Building rich class discussions is HARD! And in a virtual environment, getting students to click that “unmute” button can feel nearly impossible!
If you feel like you’re just talking to yourself in Zoom and spending far too much energy coaxing one-word responses from your students–here’s what to do:
START WITH WHAT THEY ALREADY KNOW
Speaking online can be a new and frightening experience for our students, so it’s important to make the experience positive and low-risk to start.
Consider starting with fun or silly discussion questions. Students often have strong opinions about these–and they want to share them! Allow students to choose how they will share their response: in a private chat, in the public chat, in breakout rooms, or by unmuting and sharing with the class.
Below are a few great resources for high-interest discussion topics:
”Rank Them” slides by Esther Brunat
Mood scales compiled by Tara Wood on Pinterest
100 Would you Rather Questions for Kids
Consider providing sentence stems to all students. Some won’t need them, but they can help other students confidently share their ideas with the class.
For small group discussions, specific roles provide each student with a clear task on which to focus, again increasing confidence and competence.
SLOWLY INCREASE THE CHALLENGE
As students gain experience and confidence sharing online, consider increasing the challenge through either the content or the format. For example, you could give students a more challenging discussion question (connected to your class content), but continue to provide options for how they want to share responses (by writing in the chat to the teacher, to the whole class, or by speaking).
Or, keep the content low-stakes and instead challenge every student to unmute and share in a breakout room–even if it’s only a few words!
Slightly more challenging but still high-interest resources include Would you Rather Math from John Stevens and this random emoji generator for creative writing prompts
Students’ belief and trust in their teacher have a significant impact on success. Reach out to your most reluctant students–try to engage them in brief, positive conversations and send them encouraging messages. This can increase students’ level of trust and confidence in their teacher and make them more likely to engage in less-interesting or difficult tasks.

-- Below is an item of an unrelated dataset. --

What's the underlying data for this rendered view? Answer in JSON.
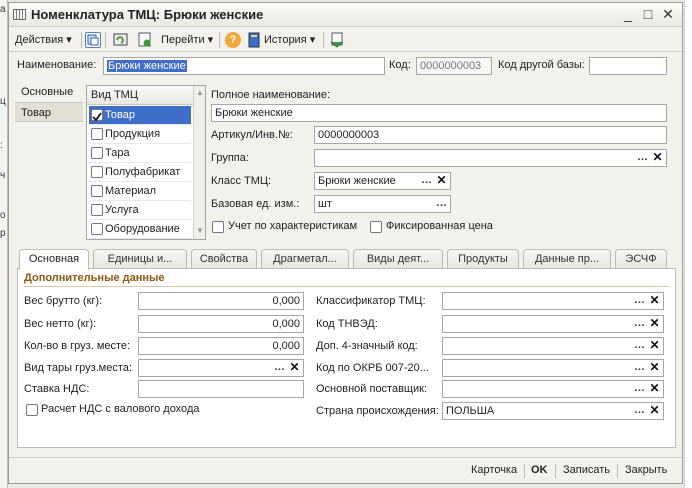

No one wants to be told what to do all of the time. Providing your students with developmentally appropriate choices increases their level of engagement. This might include options for how students contribute to a discussion, the content of the discussion, or with whom they speak.
You can also provide autonomy through student-generated class expectations. Ask students to identify the characteristics of a successful online learning environment. What would an engaged online learner DO? They may come up with responses like, “everyone should contribute through speaking or sharing in the chat.”
As students improve and you increase the level of challenge, continue to offer more (developmentally appropriate) autonomy too. Eventually, you might have your students writing and leading a discussion completely on their own!
We share over 20 practical strategies to improve student engagement in our Fostering Engagement course for teachers! Learn more at cbdconsulting.com/engagement